◆ WHAT YOU NEED TO DO ◆
Return only those lines of the listing in which "icon" appears.

◆ EXERCISE INPUTS ◆

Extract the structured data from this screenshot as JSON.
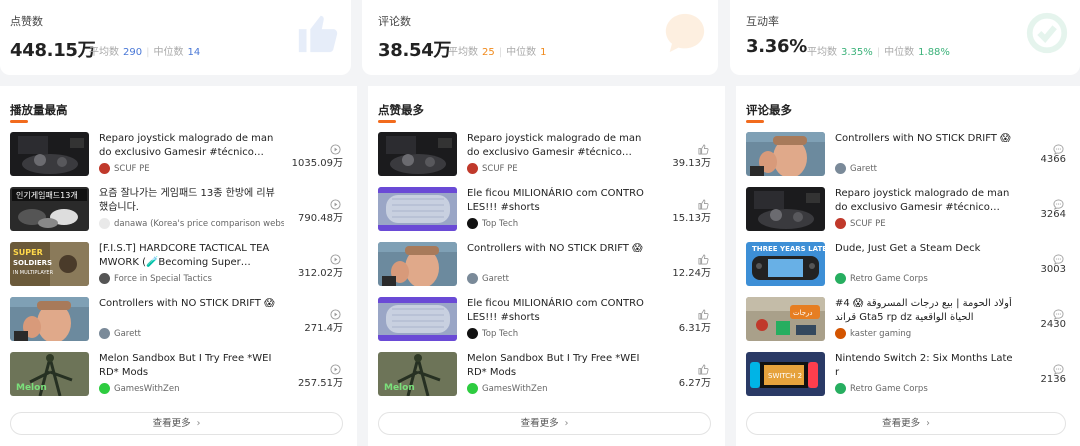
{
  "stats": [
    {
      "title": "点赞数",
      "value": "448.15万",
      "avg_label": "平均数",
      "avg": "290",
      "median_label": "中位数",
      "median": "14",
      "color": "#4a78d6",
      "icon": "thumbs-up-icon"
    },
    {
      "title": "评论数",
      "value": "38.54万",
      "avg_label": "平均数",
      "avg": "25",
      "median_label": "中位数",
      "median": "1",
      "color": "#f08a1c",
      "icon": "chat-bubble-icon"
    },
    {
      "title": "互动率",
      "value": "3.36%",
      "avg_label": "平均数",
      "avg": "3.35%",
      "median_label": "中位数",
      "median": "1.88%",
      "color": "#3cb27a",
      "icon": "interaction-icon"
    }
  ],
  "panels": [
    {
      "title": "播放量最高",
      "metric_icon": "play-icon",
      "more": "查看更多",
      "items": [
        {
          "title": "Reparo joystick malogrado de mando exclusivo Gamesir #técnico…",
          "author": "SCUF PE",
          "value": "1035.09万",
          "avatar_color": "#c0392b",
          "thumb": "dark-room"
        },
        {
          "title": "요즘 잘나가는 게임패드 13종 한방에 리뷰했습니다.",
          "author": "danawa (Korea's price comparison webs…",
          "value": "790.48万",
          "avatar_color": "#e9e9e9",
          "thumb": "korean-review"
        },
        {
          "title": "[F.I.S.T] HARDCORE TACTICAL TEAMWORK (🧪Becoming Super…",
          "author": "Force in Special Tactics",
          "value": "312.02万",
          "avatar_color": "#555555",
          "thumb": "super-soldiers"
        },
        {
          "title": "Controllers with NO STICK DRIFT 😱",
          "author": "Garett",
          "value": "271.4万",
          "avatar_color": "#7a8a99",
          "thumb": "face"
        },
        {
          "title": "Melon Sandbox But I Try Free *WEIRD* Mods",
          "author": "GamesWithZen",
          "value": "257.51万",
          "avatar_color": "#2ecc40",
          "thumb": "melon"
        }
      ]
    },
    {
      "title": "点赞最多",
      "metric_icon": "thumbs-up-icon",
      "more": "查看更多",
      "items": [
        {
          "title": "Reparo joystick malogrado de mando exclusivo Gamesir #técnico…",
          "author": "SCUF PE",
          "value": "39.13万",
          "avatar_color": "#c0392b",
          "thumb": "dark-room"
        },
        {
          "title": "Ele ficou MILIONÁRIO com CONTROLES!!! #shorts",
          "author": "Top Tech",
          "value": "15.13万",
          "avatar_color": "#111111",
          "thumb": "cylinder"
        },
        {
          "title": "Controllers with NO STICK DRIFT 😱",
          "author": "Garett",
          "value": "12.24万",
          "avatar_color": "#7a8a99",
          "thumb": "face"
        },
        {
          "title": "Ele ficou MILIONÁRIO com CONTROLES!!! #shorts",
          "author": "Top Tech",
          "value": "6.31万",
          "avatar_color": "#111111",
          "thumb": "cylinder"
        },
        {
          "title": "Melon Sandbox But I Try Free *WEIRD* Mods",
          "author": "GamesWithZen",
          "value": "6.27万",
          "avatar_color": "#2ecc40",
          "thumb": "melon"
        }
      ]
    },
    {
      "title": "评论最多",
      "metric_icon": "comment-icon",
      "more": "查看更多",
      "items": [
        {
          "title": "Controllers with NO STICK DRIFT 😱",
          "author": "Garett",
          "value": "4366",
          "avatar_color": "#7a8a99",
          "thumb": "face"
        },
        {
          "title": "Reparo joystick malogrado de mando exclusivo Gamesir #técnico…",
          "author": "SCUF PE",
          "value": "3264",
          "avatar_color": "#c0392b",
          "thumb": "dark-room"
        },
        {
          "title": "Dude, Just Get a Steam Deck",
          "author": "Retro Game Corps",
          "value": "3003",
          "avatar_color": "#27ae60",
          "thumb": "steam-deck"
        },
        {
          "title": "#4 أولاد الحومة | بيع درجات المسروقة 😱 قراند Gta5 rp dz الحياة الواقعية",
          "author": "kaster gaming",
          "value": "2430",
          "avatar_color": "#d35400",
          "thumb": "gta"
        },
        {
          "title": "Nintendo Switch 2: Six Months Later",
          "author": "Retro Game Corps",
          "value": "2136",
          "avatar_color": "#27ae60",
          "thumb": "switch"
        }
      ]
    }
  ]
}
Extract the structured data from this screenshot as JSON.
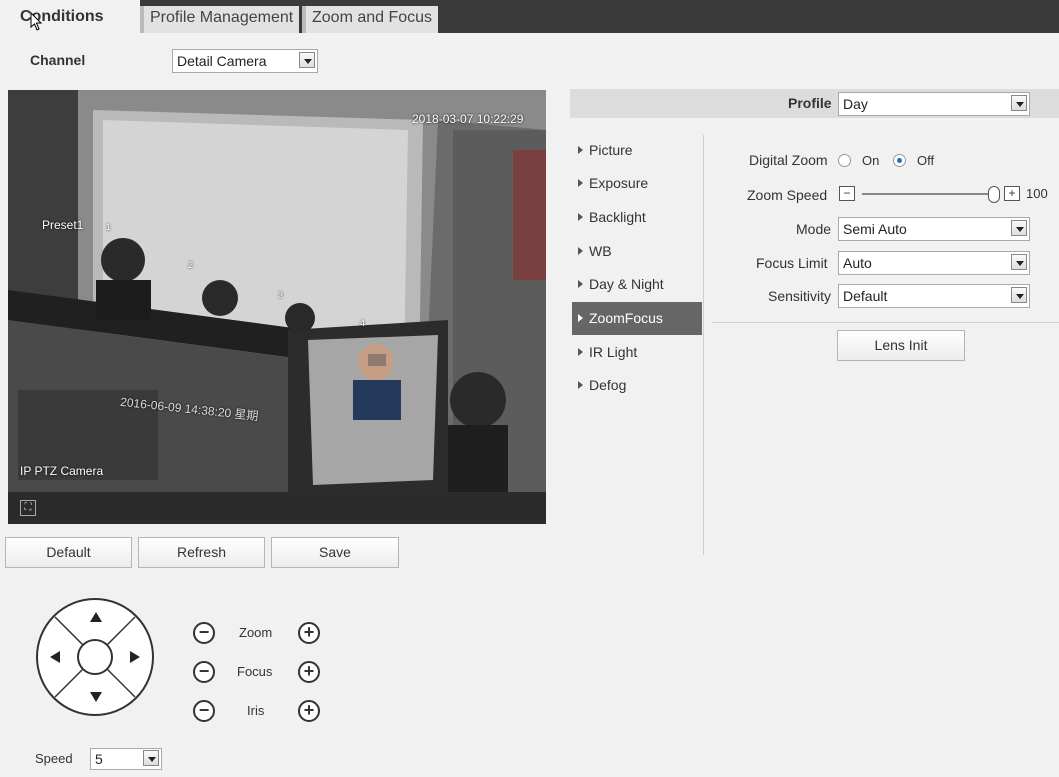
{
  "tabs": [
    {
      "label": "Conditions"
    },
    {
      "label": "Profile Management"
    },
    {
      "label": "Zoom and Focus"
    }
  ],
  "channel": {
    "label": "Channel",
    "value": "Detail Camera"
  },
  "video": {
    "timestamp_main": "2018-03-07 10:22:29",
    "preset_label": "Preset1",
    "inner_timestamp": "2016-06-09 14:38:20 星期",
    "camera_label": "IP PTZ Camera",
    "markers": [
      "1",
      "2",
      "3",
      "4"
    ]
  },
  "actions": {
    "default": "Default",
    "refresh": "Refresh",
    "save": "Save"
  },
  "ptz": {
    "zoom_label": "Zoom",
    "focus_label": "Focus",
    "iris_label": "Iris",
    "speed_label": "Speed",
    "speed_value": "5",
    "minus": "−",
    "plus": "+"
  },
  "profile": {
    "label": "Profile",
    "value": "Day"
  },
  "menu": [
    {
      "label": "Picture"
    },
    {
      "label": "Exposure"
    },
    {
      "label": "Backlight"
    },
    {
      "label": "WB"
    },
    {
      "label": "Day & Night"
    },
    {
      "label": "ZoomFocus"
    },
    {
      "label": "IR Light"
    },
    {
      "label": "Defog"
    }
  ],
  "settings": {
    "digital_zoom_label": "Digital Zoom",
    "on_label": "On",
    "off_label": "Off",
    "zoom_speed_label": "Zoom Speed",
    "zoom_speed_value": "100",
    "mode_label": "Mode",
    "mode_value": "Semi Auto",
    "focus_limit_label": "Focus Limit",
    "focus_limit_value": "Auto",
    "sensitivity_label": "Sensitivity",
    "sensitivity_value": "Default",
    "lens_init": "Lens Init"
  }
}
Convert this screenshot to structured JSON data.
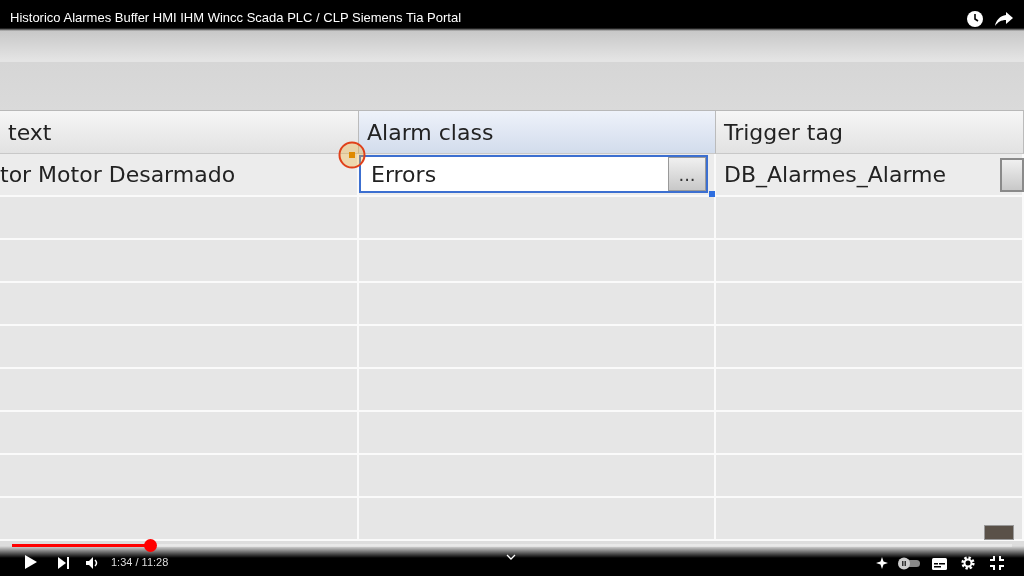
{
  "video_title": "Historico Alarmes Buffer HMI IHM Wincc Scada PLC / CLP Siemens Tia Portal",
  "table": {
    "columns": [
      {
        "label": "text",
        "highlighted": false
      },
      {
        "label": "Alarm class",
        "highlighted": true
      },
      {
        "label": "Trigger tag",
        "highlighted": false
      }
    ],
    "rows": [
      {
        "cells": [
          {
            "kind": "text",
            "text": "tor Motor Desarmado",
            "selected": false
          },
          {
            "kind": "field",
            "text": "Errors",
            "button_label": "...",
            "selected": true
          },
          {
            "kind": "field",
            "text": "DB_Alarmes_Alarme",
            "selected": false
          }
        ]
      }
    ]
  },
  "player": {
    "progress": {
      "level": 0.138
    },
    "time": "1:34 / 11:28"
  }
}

◆ ANSWER SPACE ◆
      "icon": "thumbs-up-icon"
      "icon": "chat-bubble-icon"
      "icon": "interaction-icon"
      "metric_icon": "play-icon",
      "metric_icon": "thumbs-up-icon",
      "metric_icon": "comment-icon",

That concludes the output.